Should we be concerned about foreclosures? Yes, but it’s unlikely we will experience a bubble-bursting tidal wave of them as we did in 2008. The main reason for this is because of the steady increase in prices, something that should only be minimally affected by the end of the foreclosure moratorium.
Undoubtedly there are many homeowners who have lost their jobs or had their income severely disrupted as a consequence of the pandemic. The foreclosure moratorium has likely allowed most of them to stay in their homes. Regrettably, the end of the foreclosure moratorium will not coincide with a “return to normal” so many who are now unable to pay their mortgages will still be in that predicament at the end of this month and for many months to come. With no income, these homeowners will be unable to resume paying their mortgages, nor will they be able to refinance their existing mortgage and start fresh (what mortgage company will grant a new mortgage to someone who is unemployed?).

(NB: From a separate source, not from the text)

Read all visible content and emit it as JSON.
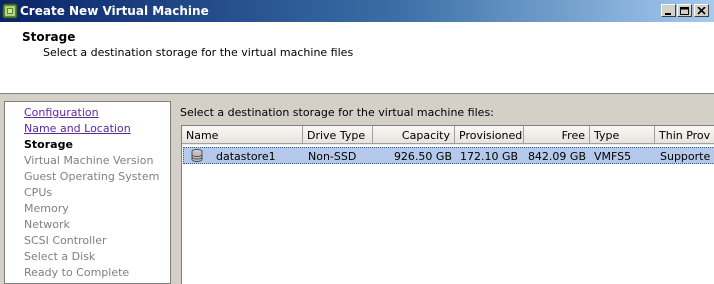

Foreclosure of these non-performing mortgages seems a likely possibility but there is another option. Because we are in a rising market, these homeowners should be able to sell their houses to third parties and realize enough money from the sales to pay off their existing mortgages, even if in arrears, and hopefully retain enough cash to set themselves up in rental housing.
Losing one’s home in a forced sale is a devastating experience so this can’t be seen as a positive outcome. It’s more of the least bad of a range of bad options. From a municipal and neighborhood perspective, this scenario would be less harmful than what happened in 2008 when hundreds of homes were foreclosured with many left vacant for months and even years. These properties became magnets for neighborhood crime and decay and demanded a disproportionate amount of civic resources. A rapid turnover to a new owner will help retain stability in the neighborhood.